* [Task prompt]
Look through the lines below; wherever the word "short" appears, copy that line.

* [Records supplied]
Start of Block

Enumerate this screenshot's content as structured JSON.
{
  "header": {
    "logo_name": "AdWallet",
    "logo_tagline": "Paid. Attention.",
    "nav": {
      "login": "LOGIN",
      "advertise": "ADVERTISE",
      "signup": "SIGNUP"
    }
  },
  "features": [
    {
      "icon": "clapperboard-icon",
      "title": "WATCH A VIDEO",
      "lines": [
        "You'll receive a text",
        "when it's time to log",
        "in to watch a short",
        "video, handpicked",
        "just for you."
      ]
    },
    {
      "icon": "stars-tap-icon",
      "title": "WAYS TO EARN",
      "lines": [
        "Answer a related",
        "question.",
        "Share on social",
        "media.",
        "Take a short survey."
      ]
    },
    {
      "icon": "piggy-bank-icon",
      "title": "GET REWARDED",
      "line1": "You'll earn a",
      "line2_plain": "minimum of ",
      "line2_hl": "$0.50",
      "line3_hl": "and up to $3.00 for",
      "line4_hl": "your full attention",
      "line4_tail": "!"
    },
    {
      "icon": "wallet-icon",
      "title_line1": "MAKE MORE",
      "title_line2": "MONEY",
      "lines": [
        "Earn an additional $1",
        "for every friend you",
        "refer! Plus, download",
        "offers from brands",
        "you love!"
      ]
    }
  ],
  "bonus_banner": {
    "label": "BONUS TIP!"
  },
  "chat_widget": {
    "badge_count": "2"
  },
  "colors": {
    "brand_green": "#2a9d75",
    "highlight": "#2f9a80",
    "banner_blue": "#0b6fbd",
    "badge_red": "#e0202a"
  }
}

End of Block

* [Finished exercise]
        "in to watch a short",
        "Take a short survey."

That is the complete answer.